Thanks to this inspired bit of leadership, sales plummeted. The global financial crisis of 2008 proved the coup de grace. Many newspapers collapsed. Those that survived had to trim sails in view of trimmed sales. Literary book reviews were among the first casualties.

The 21st Century Review
Being connected worldwide 24/7 means we’re flooded with information. Living life at a gallop is having all sorts of weird effects. It seems kids are reaching puberty a year or even two years earlier than previous generations. Some studies even show that we are walking faster!

It also means attention spans are getting shorter. Newspapers have moved from the broadsheet to the compact format. They’ve also cut back on longer pieces and added more pictures. Also, every piece must look good in print and online. As reading online is harder on the eyes than reading print, there has been a general scaling back on word count. Articles of 1,200 words used to be common, now the big pieces run at 900.

Magazines have had to trim word count to suit today’s audience too. Back in 1997 the average Malaysian magazine feature consisted of a main piece of 1,400 words plus a sidebar or two of 250 words. Today the whole shebang comes to 1,200 words tops.

Another blow to the traditional review is that newspapers have trimmed niche products in favour of content with mass appeal. Literature wins prizes but it seldom sells well. Newspapers therefore focus on the stuff readers are interested in—popular fiction, cookbooks and self-help tomes.

In short, the page that used to be devoted to analysing a single book is now a half page promoting half a dozen books. The modern review is generally comprised of a teaser, sometimes taken directly from the press release, a mention of previous works written by the author, and a picture of the book cover.

The other half page is devoted to an author interview because readers enjoy reading about the people behind the books, especially if it’s a good rags-to-riches story like J.K. Rowling or if the author is seriously sexy. If Johnny Depp were to write a book, he’d be guaranteed slots in every paper in the world, even if his book were titled “Johnny’s ABC for Toddlers.”

All this is pretty sad for the classic reviewer who is less likely to snag a juicy commission from a newspaper. However, the new status quo has some benefits for authors and publishers.

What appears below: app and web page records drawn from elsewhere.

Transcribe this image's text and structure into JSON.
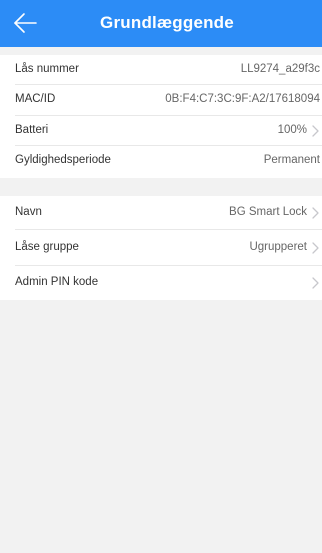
{
  "header": {
    "title": "Grundlæggende"
  },
  "info_section": {
    "rows": [
      {
        "label": "Lås nummer",
        "value": "LL9274_a29f3c"
      },
      {
        "label": "MAC/ID",
        "value": "0B:F4:C7:3C:9F:A2/17618094"
      },
      {
        "label": "Batteri",
        "value": "100%"
      },
      {
        "label": "Gyldighedsperiode",
        "value": "Permanent"
      }
    ]
  },
  "settings_section": {
    "rows": [
      {
        "label": "Navn",
        "value": "BG Smart Lock"
      },
      {
        "label": "Låse gruppe",
        "value": "Ugrupperet"
      },
      {
        "label": "Admin PIN kode",
        "value": ""
      }
    ]
  },
  "colors": {
    "header_bg": "#2c8cf6",
    "page_bg": "#f2f2f2",
    "row_bg": "#ffffff",
    "label_text": "#333333",
    "value_text": "#666666",
    "chevron": "#c7c7cc"
  },
  "icons": {
    "back": "arrow-left-icon",
    "disclosure": "chevron-right-icon"
  }
}
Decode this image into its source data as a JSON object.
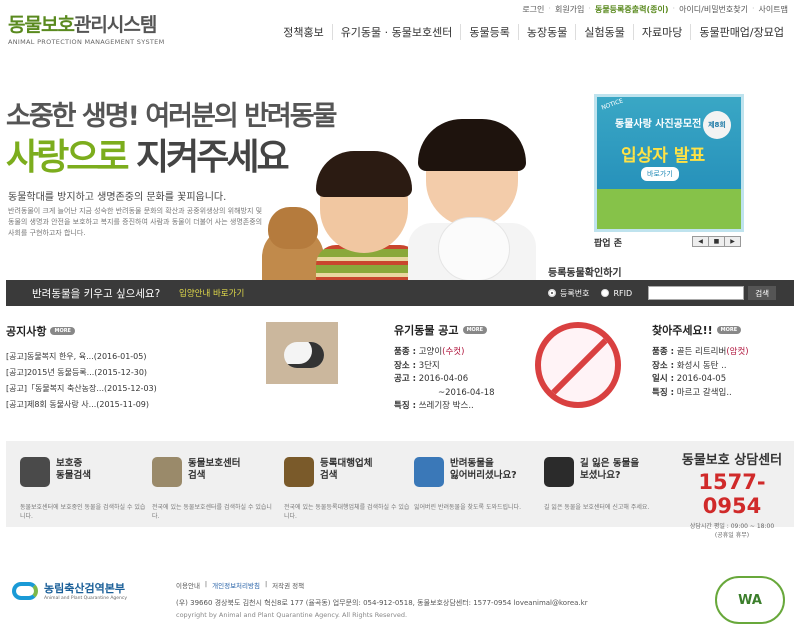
{
  "header": {
    "logo_part1": "동물보호",
    "logo_part2": "관리시스템",
    "logo_sub": "ANIMAL PROTECTION MANAGEMENT SYSTEM",
    "util": [
      "로그인",
      "회원가입",
      "동물등록증출력(종이)",
      "아이디/비밀번호찾기",
      "사이트맵"
    ],
    "nav": [
      "정책홍보",
      "유기동물 · 동물보호센터",
      "동물등록",
      "농장동물",
      "실험동물",
      "자료마당",
      "동물판매업/장묘업"
    ]
  },
  "hero": {
    "line1": "소중한 생명! 여러분의 반려동물",
    "line2_green": "사랑으로",
    "line2_dark": " 지켜주세요",
    "sub": "동물학대를 방지하고 생명존중의 문화를 꽃피웁니다.",
    "desc": "반려동물이 크게 늘어난 지금 성숙한 반려동물 문화의 확산과 공중위생상의 위해방지 및 동물의 생명과 안전을 보호하고 복지를 증진하여 사람과 동물이 더불어 사는 생명존중의 사회를 구현하고자 합니다."
  },
  "popup": {
    "notice": "NOTICE",
    "title": "동물사랑 사진공모전",
    "badge": "제8회",
    "main": "입상자 발표",
    "btn": "바로가기",
    "label": "팝업 존",
    "ctrl": [
      "◀",
      "■",
      "▶"
    ]
  },
  "bar": {
    "question": "반려동물을 키우고 싶으세요?",
    "link": "입양안내 바로가기",
    "reg_title": "등록동물확인하기",
    "opt1": "등록번호",
    "opt2": "RFID",
    "search": "검색"
  },
  "notice": {
    "title": "공지사항",
    "more": "MORE",
    "items": [
      "[공고]동물복지 한우, 육...(2016-01-05)",
      "[공고]2015년 동물등록...(2015-12-30)",
      "[공고]「동물복지 축산농장...(2015-12-03)",
      "[공고]제8회 동물사랑 사...(2015-11-09)"
    ]
  },
  "abandon": {
    "title": "유기동물 공고",
    "more": "MORE",
    "kind_label": "품종 :",
    "kind": "고양이",
    "kind_sex": "(수컷)",
    "place_label": "장소 :",
    "place": "3단지",
    "date_label": "공고 :",
    "date_from": "2016-04-06",
    "date_to": "~2016-04-18",
    "feature_label": "특징 :",
    "feature": "쓰레기장 박스.."
  },
  "ask": {
    "title": "찾아주세요!!",
    "more": "MORE",
    "kind_label": "품종 :",
    "kind": "골든 리트리버",
    "kind_sex": "(암컷)",
    "place_label": "장소 :",
    "place": "화성시 동탄 ..",
    "date_label": "일시 :",
    "date": "2016-04-05",
    "feature_label": "특징 :",
    "feature": "마르고 갈색입.."
  },
  "services": [
    {
      "title": "보호중\n동물검색",
      "desc": "동물보호센터에 보호중인 동물을 검색하실 수 있습니다.",
      "color": "#4a4a4a"
    },
    {
      "title": "동물보호센터\n검색",
      "desc": "전국에 있는 동물보호센터를 검색하실 수 있습니다.",
      "color": "#9a8a6a"
    },
    {
      "title": "등록대행업체\n검색",
      "desc": "전국에 있는 동물등록대행업체를 검색하실 수 있습니다.",
      "color": "#7a5a2a"
    },
    {
      "title": "반려동물을\n잃어버리셨나요?",
      "desc": "잃어버린 반려동물을 찾도록 도와드립니다.",
      "color": "#3a78b8"
    },
    {
      "title": "길 잃은 동물을\n보셨나요?",
      "desc": "길 잃은 동물을 보호센터에 신고해 주세요.",
      "color": "#2b2b2b"
    }
  ],
  "center": {
    "title": "동물보호 상담센터",
    "phone": "1577-0954",
    "hours": "상담시간 평일 : 09:00 ~ 18:00",
    "hours2": "(공휴일 휴무)"
  },
  "footer": {
    "org": "농림축산검역본부",
    "org_sub": "Animal and Plant Quarantine Agency",
    "links": [
      "이용안내",
      "개인정보처리방침",
      "저작권 정책"
    ],
    "address": "(우) 39660   경상북도 김천시 혁신8로 177 (율곡동)   업무문의: 054-912-0518,  동물보호상담센터: 1577-0954     loveanimal@korea.kr",
    "copyright": "copyright by Animal and Plant Quarantine Agency. All Rights Reserved.",
    "wa": "WA"
  }
}
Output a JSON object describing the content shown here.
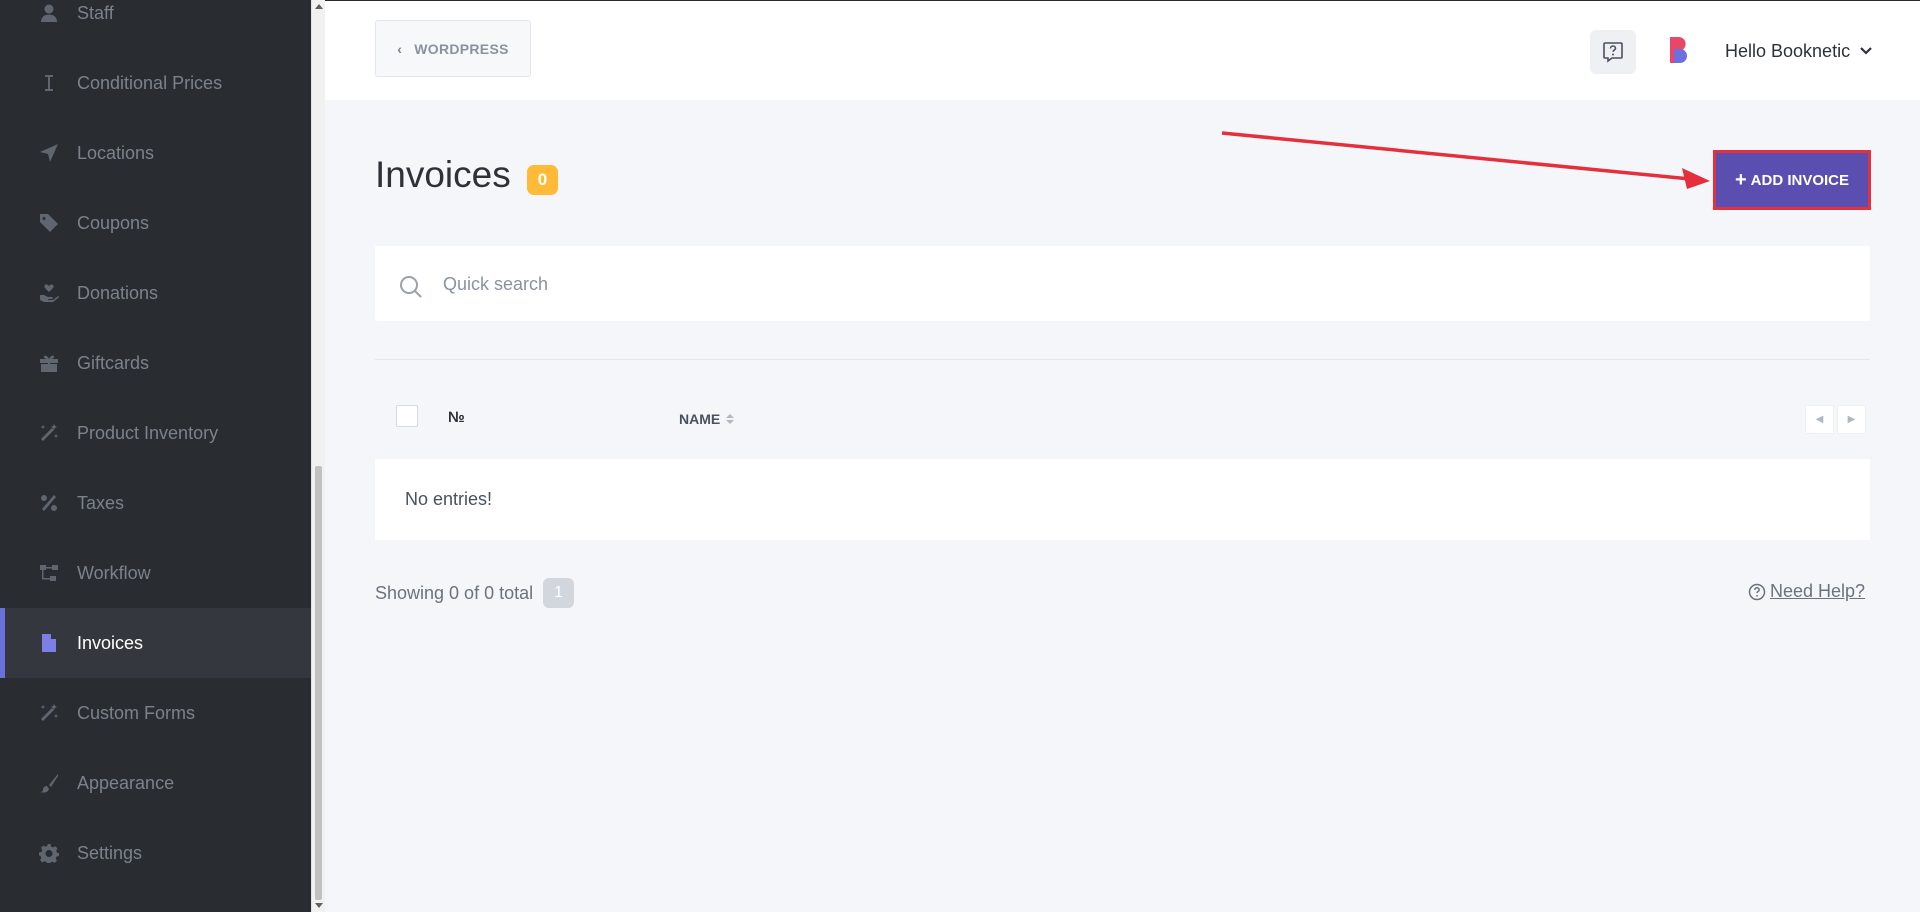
{
  "sidebar": {
    "items": [
      {
        "label": "Staff",
        "icon": "user-icon"
      },
      {
        "label": "Conditional Prices",
        "icon": "text-cursor-icon"
      },
      {
        "label": "Locations",
        "icon": "location-arrow-icon"
      },
      {
        "label": "Coupons",
        "icon": "tag-icon"
      },
      {
        "label": "Donations",
        "icon": "hand-holding-heart-icon"
      },
      {
        "label": "Giftcards",
        "icon": "gift-icon"
      },
      {
        "label": "Product Inventory",
        "icon": "magic-wand-icon"
      },
      {
        "label": "Taxes",
        "icon": "percent-icon"
      },
      {
        "label": "Workflow",
        "icon": "workflow-icon"
      },
      {
        "label": "Invoices",
        "icon": "file-invoice-icon",
        "active": true
      },
      {
        "label": "Custom Forms",
        "icon": "magic-wand-icon"
      },
      {
        "label": "Appearance",
        "icon": "paint-brush-icon"
      },
      {
        "label": "Settings",
        "icon": "gear-icon"
      }
    ]
  },
  "header": {
    "back_label": "WORDPRESS",
    "user_greeting": "Hello Booknetic"
  },
  "page": {
    "title": "Invoices",
    "count": "0",
    "add_button_label": "ADD INVOICE"
  },
  "search": {
    "placeholder": "Quick search"
  },
  "table": {
    "col_number": "№",
    "col_name": "NAME",
    "empty_text": "No entries!"
  },
  "footer": {
    "showing_text": "Showing 0 of 0 total",
    "page_number": "1",
    "help_label": "Need Help?"
  },
  "colors": {
    "sidebar_bg": "#292d32",
    "accent": "#6c70dc",
    "add_button": "#5a4fb0",
    "badge": "#ffbb38",
    "annotation_red": "#e3303c"
  }
}
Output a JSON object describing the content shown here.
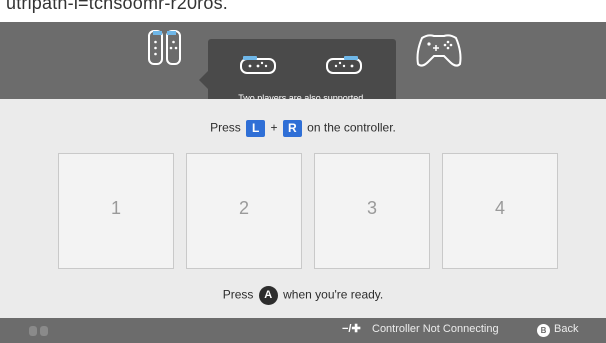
{
  "top_caption": "utripath-i=tchsoomr-r20ros.",
  "header": {
    "icons": [
      "joycon-pair-icon",
      "joycon-sideways-left-icon",
      "joycon-sideways-right-icon",
      "pro-controller-icon"
    ],
    "tooltip": "Two players are also supported."
  },
  "instruction": {
    "prefix": "Press",
    "key_l": "L",
    "plus": "+",
    "key_r": "R",
    "suffix": "on the controller."
  },
  "slots": [
    "1",
    "2",
    "3",
    "4"
  ],
  "ready": {
    "prefix": "Press",
    "button": "A",
    "suffix": "when you're ready."
  },
  "footer": {
    "left_icon": "controller-buttons-icon",
    "minus_plus": "−/✚",
    "controller_status": "Controller Not Connecting",
    "back_button": "B",
    "back_label": "Back"
  },
  "colors": {
    "header_bg": "#6c6c6c",
    "tooltip_bg": "#4a4a4a",
    "key_blue": "#2f6fd6",
    "main_bg": "#ebebeb"
  }
}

Check Out the Upside
Although styles have changed, newspapers still feature books and are likely to continue to do so. Plus, the popularity of the Web means authors and publishers can set up their own websites to connect with the world. In addition, some independent bloggers are now commanding significant audiences.

The latest news from Forrester research group is that in the last five years, daily web usage is up 117 per cent, while listening to the radio is down 18 per cent, reading newspapers is down 17 per cent, and reading magazines is down 6 per cent. TV is the only medium to remain exactly as it was pre-2004.

Although figures show that print products are declining, it is very hard to tell what works best. Comparing circulation figures to hits, a newspaper is still going to reach more people than a popular blog. However, not everyone reads the whole newspaper. A blogger who has a solid audience of regulars may be a better bet for generating sales, especially if they reach out over Twitter and Facebook as well.

The sensible thing for authors and publishers is to cover as many bases as possible. It also helps to spring for a nice lunch when wooing editors who have the power to assign an author feature. Bloggers are also partial to lunch, but being altogether humbler beings, they may settle for coffee and cake.

You might also cast an eye over William Somerset Maugham’s Cakes and Ale, where he details how pussyfooting, sucking up, bribery, catfighting and blackmail were part and parcel of the literary salon scene at the turn of the 20th century. The status quo may be changing, but Willie Maugham’s strategy tips are timeless.

ELLEN WHYTE is the author of Katz Tales: Living Under the Velvet Paw (Marshall Cavendish, 2010) and Logomania: Where Common Phrases Come From and How to Use Them (MPH Publishing, 2010). Visit her blog at

Reproduced from the October-December 2010 issue of Quill magazine